The Seven Hills Neighborhood Houses Center (aka Neighborhood House) at 901 Findlay Street in Cincinnati’s West End has been a social services resource and community gathering place since 1961. Housed in an 18,000-square foot building at Findlay and Baymiller Streets in Cincinnati’s historic West End, it is a daily safe-haven and second home serving approximately 2,500-3,000 at-risk children, teens, families, seniors, and disadvantaged citizens annually. Indeed, the West End is one of Cincinnati’s most socio-economically challenged areas being:
- Among the lowest life expectancies of Cincinnati’s neighborhoods (69.8, which is ≤18 years than others)
- The 4th highest infant mortality rate (IMR) in a city with one of the nation’s highest averages. At 19.2/1,000 births, the West End’s IMR is 3 times the national and twice Cincinnati’s average.

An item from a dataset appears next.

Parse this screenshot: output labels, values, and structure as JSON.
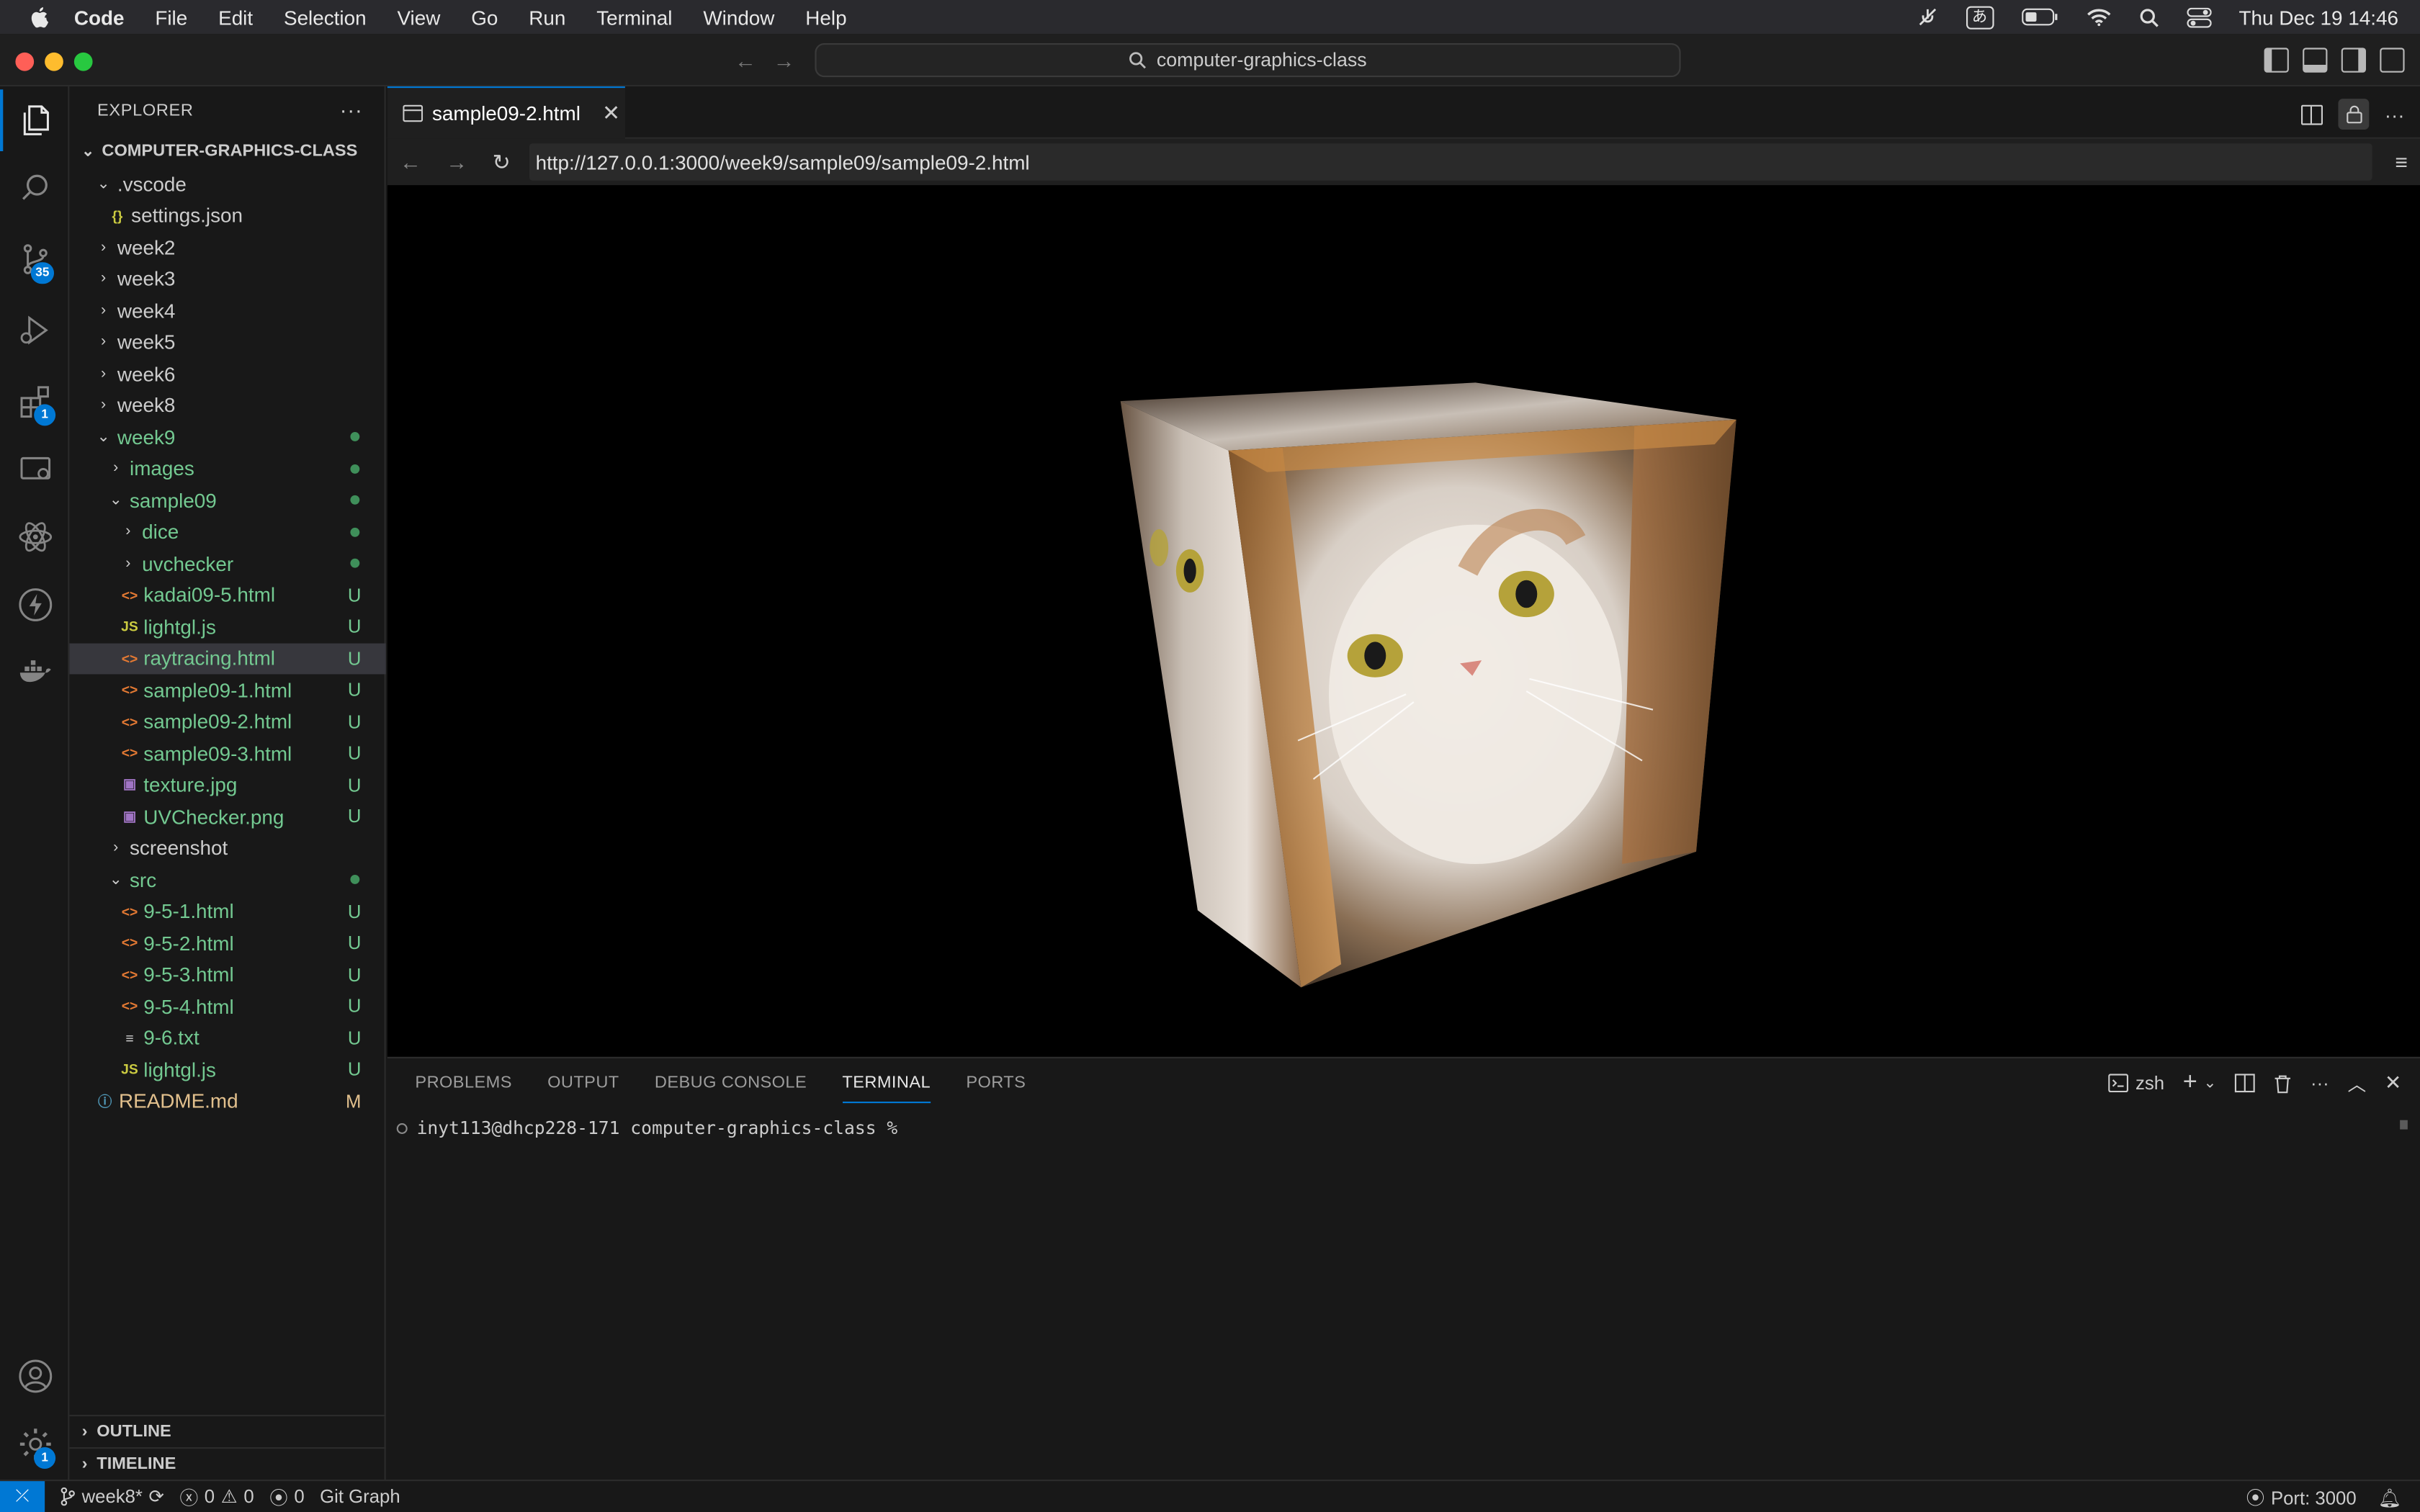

- The 4th lowest average income ($12,274) — about 25% below the poverty line
- Three of Cincinnati’s bottom ten socio-economic census tracts
- 33% of residents who lack a high school diploma in a community of 6,627 (Census 2010).
- Nearly 88% of the West End’s population are African American;
- 9% are female; 70% are single mother homes, compared to a 27.5% Cincinnati average.
- 4% are younger than 20; just 24.2% aged 25+ have a degree beyond high school
Mission: As partners in the communities we serve, we are dedicated to improving the quality of life of our neighbors.
Vision: To create health and prosperity for all our neighbors.
Strategy: Identify initiatives proven to mitigate both root causes and the symptoms of poverty, implement them at the Neighborhood House, elsewhere in the West End, and share our results broadly.
The Neighborhood House focuses on children and their families. This sets the Center apart from other West End social services entities. It is important that children feel loved at home. They are also loved within the Neighborhood House family. People who are loved and valued feel better about themselves. They accomplish more. Having a healthy life is equally important. Poor health, whether physical, emotional, mental, or dietary, is endemic to underprivileged communities. It impedes happiness, education, and employment. Prosperity is key to having health and to some degree to happiness. Prosperous communities have lower levels of health problems. Prosperous families don’t face the pressures that other families do. Good jobs are key to prosperity. Education and training are keys to well-paying jobs. The Neighborhood House principally serves residents of the West End, where it is located. It also served those from other nearby neighborhoods, including some who have moved, but still use the Neighborhood House’s services.